A Texas man who grew up in Illinois was convicted Tuesday of murdering his grandmother in her suburban East Dundee home, according to the Kane County State’s Attorney’s office.
A jury found 44-year-old Rich A. Schmelzer, of Frisco, Texas, guilty of first-degree murder in the July 2014 stabbing death of 85-year-old Mildred “Dodie” Darrington.
Over the course of the 11-day trial, prosecutors presented evidence that Schmelzer “became deeply in debt as a result of a lavish lifestyle involving female escorts and other extravagances that were well beyond his means,” the State’s Attorney’s office said in a release.
At the time, he was married with four daughters and unable to pay his bills, authorities said, failing to make mortgage payments for more than four years.

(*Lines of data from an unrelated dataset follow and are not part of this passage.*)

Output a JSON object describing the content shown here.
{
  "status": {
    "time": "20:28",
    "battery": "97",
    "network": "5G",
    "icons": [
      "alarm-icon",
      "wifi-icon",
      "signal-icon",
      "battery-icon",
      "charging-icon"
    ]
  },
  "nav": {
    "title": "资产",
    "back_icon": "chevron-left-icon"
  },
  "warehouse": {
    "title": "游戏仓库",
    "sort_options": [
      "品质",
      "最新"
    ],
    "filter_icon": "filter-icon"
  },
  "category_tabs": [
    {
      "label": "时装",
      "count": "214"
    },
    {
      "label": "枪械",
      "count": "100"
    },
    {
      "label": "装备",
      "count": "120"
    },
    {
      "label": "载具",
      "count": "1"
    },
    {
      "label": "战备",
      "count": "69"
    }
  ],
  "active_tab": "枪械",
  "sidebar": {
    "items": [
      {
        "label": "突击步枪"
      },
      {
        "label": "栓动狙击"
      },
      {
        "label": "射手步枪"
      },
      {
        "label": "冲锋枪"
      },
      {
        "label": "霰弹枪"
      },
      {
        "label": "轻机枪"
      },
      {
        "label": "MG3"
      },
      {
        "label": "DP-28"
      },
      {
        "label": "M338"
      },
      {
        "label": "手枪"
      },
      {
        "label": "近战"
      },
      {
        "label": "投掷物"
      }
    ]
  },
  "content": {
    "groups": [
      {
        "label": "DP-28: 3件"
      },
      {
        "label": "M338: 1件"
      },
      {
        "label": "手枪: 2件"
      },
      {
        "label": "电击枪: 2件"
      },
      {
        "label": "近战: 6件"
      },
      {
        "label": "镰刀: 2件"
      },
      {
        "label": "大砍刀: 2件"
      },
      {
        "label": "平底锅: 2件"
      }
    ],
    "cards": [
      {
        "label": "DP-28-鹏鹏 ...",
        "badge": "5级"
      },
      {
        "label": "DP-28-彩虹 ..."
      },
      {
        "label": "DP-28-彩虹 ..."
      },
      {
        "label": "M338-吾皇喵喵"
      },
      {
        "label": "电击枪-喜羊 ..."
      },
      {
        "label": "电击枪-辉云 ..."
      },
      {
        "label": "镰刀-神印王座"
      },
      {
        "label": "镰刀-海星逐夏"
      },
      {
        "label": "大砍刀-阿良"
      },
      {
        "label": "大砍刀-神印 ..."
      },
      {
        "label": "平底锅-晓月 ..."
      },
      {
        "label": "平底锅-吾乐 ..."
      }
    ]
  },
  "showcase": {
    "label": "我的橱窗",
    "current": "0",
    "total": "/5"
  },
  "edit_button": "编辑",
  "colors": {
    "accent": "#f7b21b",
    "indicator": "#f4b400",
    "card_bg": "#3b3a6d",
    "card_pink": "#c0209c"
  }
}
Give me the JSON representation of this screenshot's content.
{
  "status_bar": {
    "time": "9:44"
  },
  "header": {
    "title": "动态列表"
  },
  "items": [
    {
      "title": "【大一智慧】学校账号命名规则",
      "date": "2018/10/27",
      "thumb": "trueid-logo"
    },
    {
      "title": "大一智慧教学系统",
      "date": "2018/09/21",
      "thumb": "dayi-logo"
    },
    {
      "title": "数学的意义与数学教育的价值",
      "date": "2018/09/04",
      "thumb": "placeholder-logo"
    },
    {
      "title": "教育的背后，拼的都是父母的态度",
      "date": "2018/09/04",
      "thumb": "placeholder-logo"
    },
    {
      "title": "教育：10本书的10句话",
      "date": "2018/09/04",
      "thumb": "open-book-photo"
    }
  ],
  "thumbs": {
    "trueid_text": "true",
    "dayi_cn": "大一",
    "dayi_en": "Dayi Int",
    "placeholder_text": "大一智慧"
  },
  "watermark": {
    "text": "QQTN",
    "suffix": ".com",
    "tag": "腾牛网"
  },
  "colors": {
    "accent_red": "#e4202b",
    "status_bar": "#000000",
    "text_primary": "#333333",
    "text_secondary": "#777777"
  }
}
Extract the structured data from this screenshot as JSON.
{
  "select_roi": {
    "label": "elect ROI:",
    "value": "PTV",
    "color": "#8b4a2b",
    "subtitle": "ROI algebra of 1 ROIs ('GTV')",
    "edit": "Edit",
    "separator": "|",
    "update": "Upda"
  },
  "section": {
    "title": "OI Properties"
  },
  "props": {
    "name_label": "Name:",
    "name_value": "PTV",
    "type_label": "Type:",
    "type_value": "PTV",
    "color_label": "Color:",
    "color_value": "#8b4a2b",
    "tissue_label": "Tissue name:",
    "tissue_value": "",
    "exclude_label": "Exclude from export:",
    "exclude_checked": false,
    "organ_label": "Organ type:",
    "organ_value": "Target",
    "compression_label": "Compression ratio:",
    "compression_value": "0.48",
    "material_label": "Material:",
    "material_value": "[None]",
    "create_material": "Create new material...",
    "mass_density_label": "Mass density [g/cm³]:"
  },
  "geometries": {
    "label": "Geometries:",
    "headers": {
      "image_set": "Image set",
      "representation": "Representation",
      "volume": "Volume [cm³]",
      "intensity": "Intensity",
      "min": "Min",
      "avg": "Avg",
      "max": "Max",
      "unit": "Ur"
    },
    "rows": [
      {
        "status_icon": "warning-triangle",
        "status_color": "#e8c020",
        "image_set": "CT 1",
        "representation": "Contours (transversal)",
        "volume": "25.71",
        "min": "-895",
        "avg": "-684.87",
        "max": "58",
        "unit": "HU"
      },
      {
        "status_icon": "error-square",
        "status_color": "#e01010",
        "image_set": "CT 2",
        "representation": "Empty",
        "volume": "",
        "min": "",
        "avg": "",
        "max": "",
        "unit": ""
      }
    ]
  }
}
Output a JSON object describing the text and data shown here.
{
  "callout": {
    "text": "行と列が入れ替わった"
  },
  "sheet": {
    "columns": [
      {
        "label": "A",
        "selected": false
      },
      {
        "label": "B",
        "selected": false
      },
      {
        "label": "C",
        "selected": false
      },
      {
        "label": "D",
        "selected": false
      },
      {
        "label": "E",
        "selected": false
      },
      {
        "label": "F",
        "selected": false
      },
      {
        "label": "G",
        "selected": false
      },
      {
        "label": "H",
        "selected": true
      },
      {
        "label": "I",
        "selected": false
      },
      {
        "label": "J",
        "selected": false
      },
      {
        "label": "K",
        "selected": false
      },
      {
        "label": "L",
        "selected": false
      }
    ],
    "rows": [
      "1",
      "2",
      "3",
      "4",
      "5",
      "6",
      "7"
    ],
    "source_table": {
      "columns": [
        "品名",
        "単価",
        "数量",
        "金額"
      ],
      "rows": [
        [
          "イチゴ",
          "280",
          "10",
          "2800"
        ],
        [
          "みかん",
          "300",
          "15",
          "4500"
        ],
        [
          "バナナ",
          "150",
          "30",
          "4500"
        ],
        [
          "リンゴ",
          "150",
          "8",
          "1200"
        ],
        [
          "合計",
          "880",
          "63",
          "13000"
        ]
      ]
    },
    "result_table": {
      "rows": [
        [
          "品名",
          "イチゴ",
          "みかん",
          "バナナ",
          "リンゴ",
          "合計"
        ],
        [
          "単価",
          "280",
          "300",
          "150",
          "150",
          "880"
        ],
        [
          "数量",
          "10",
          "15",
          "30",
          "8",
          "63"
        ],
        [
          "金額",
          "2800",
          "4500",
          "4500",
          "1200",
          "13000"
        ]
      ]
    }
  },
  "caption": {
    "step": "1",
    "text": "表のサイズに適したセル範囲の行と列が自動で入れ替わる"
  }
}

Schmelzer had asked family members for loans to no avail, officials said, and as the co-executor of Darrington’s estate, began to transfer money from her credit cards.
Schmelzer stood to inherit half of his grandmother’s $800K estate, and began plotting in mid-July 2014 to drive from Texas to the Chicago area to murder her, prosecutors said.
He had a cousin rent a car in the cousin’s name, officials said, and used a prepaid gift card to cover his expenses, including a cell phone he purchased to use on the trip. Schmelzer told his wife he would be attending a conference in the Dallas area, according to prosecutors, and began the 14-hour drive to East Dundee on July 17.
Schmelzer arrived the next morning, let himself in and stabbed Darrington in the neck as she was in bed, according to authorities. When she failed to show up for her regular hair appointment, her hairdresser went to check on her and called 911 upon finding her unresponsive in her bed, officials said.
Prosecutors said Schmelzer was able to obtain a receipt from a restaurant he frequented near his home, falsely marked with a date and time corresponding to his trip to Illinois, and also convinced an acquaintance to send him an email implying that they had eaten lunch together at a time when he was actually driving back to Texas.
Schmelzer was arrested and charged with first-degree murder the following month, and has been in custody in the Kane County jail since September 2014 in lieu of $5 million bail.
“As we gathered the evidence of Mildred’s murder, it became clear how Mr. Schmelzer went to great lengths to attempt to cover up his crime,” Kane County State’s Attorney Joe McMahon said.
“His deceit is astonishing, and it was done because he was so overcome with greed. Quite frankly, it’s still hard to fathom – this man killed his own grandmother to further a lifestyle of gluttony that he couldn’t otherwise pay for. He had 14 hours and 900 miles to rethink his plan, but he carried it out, anyway — a calculated, cold-blooded murder.”
Schmelzer faces between 20 and 60 years in prison, and is next scheduled to appear in court on Jan. 25, 2017.